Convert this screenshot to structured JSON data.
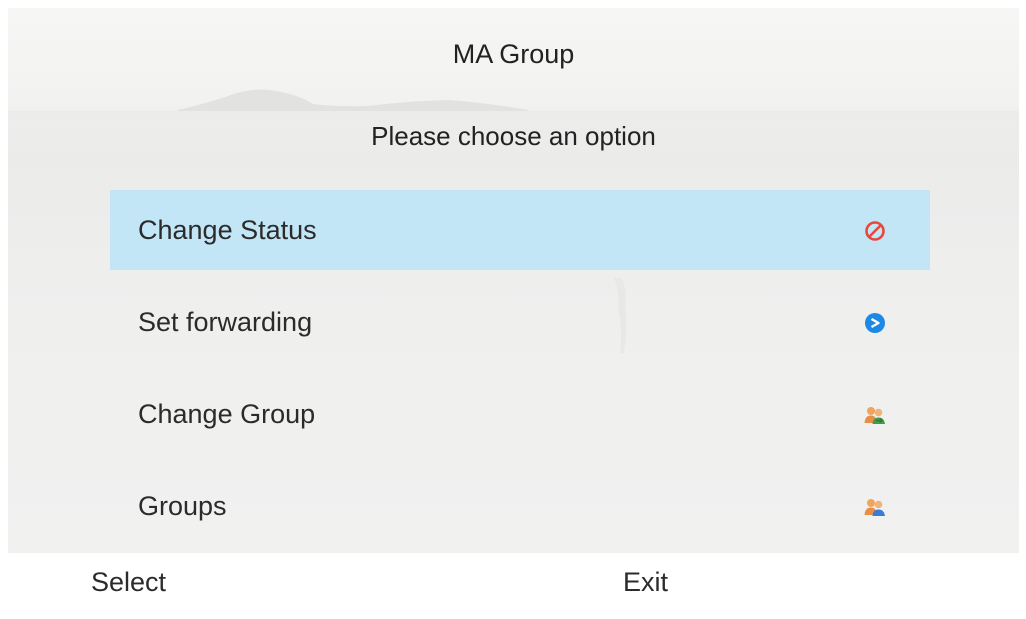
{
  "header": {
    "title": "MA Group",
    "prompt": "Please choose an option"
  },
  "menu": {
    "selected_index": 0,
    "items": [
      {
        "label": "Change Status",
        "icon": "do-not-disturb-icon",
        "selected": true
      },
      {
        "label": "Set forwarding",
        "icon": "forward-arrow-icon",
        "selected": false
      },
      {
        "label": "Change Group",
        "icon": "group-change-icon",
        "selected": false
      },
      {
        "label": "Groups",
        "icon": "groups-icon",
        "selected": false
      }
    ]
  },
  "softkeys": {
    "left": "Select",
    "right": "Exit"
  },
  "colors": {
    "selection": "#c3e6f7",
    "status_red": "#e8473c",
    "forward_blue": "#1e88e5"
  }
}
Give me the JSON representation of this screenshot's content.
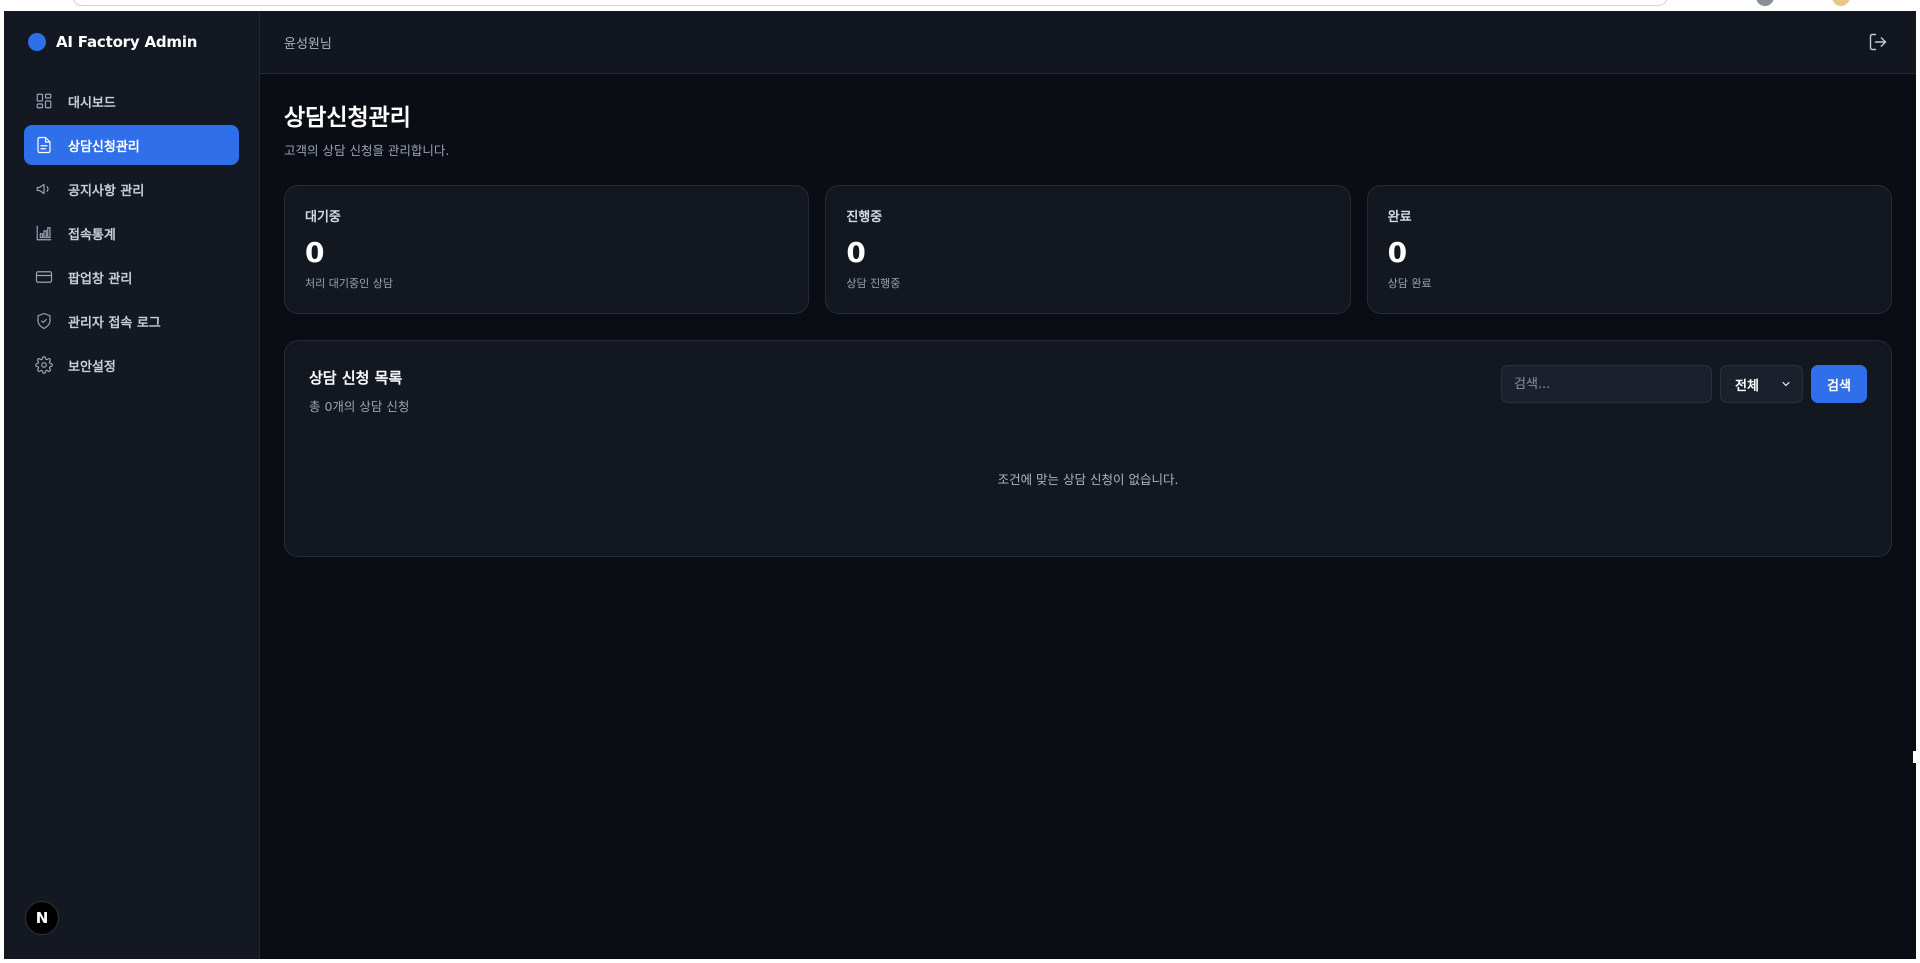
{
  "brand": {
    "title": "AI Factory Admin",
    "accent": "#2f6fea"
  },
  "sidebar": {
    "items": [
      {
        "label": "대시보드",
        "icon": "dashboard-icon",
        "active": false
      },
      {
        "label": "상담신청관리",
        "icon": "document-icon",
        "active": true
      },
      {
        "label": "공지사항 관리",
        "icon": "megaphone-icon",
        "active": false
      },
      {
        "label": "접속통계",
        "icon": "bar-chart-icon",
        "active": false
      },
      {
        "label": "팝업창 관리",
        "icon": "card-icon",
        "active": false
      },
      {
        "label": "관리자 접속 로그",
        "icon": "shield-check-icon",
        "active": false
      },
      {
        "label": "보안설정",
        "icon": "gear-icon",
        "active": false
      }
    ],
    "badge": "N"
  },
  "topbar": {
    "user_name": "윤성원님"
  },
  "page": {
    "title": "상담신청관리",
    "subtitle": "고객의 상담 신청을 관리합니다."
  },
  "stats": [
    {
      "label": "대기중",
      "value": "0",
      "desc": "처리 대기중인 상담"
    },
    {
      "label": "진행중",
      "value": "0",
      "desc": "상담 진행중"
    },
    {
      "label": "완료",
      "value": "0",
      "desc": "상담 완료"
    }
  ],
  "list": {
    "title": "상담 신청 목록",
    "count": "총 0개의 상담 신청",
    "search_placeholder": "검색...",
    "filter_value": "전체",
    "search_button": "검색",
    "empty_message": "조건에 맞는 상담 신청이 없습니다."
  }
}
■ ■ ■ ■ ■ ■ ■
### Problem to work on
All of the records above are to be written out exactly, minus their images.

### Written answer
Convert this screenshot to structured JSON data.
{
  "header": {
    "title": "MA Group",
    "prompt": "Please choose an option"
  },
  "menu": {
    "selected_index": 0,
    "items": [
      {
        "label": "Change Status",
        "icon": "do-not-disturb-icon",
        "selected": true
      },
      {
        "label": "Set forwarding",
        "icon": "forward-arrow-icon",
        "selected": false
      },
      {
        "label": "Change Group",
        "icon": "group-change-icon",
        "selected": false
      },
      {
        "label": "Groups",
        "icon": "groups-icon",
        "selected": false
      }
    ]
  },
  "softkeys": {
    "left": "Select",
    "right": "Exit"
  },
  "colors": {
    "selection": "#c3e6f7",
    "status_red": "#e8473c",
    "forward_blue": "#1e88e5"
  }
}
Give me the JSON representation of this screenshot's content.
{
  "brand": {
    "title": "AI Factory Admin",
    "accent": "#2f6fea"
  },
  "sidebar": {
    "items": [
      {
        "label": "대시보드",
        "icon": "dashboard-icon",
        "active": false
      },
      {
        "label": "상담신청관리",
        "icon": "document-icon",
        "active": true
      },
      {
        "label": "공지사항 관리",
        "icon": "megaphone-icon",
        "active": false
      },
      {
        "label": "접속통계",
        "icon": "bar-chart-icon",
        "active": false
      },
      {
        "label": "팝업창 관리",
        "icon": "card-icon",
        "active": false
      },
      {
        "label": "관리자 접속 로그",
        "icon": "shield-check-icon",
        "active": false
      },
      {
        "label": "보안설정",
        "icon": "gear-icon",
        "active": false
      }
    ],
    "badge": "N"
  },
  "topbar": {
    "user_name": "윤성원님"
  },
  "page": {
    "title": "상담신청관리",
    "subtitle": "고객의 상담 신청을 관리합니다."
  },
  "stats": [
    {
      "label": "대기중",
      "value": "0",
      "desc": "처리 대기중인 상담"
    },
    {
      "label": "진행중",
      "value": "0",
      "desc": "상담 진행중"
    },
    {
      "label": "완료",
      "value": "0",
      "desc": "상담 완료"
    }
  ],
  "list": {
    "title": "상담 신청 목록",
    "count": "총 0개의 상담 신청",
    "search_placeholder": "검색...",
    "filter_value": "전체",
    "search_button": "검색",
    "empty_message": "조건에 맞는 상담 신청이 없습니다."
  }
}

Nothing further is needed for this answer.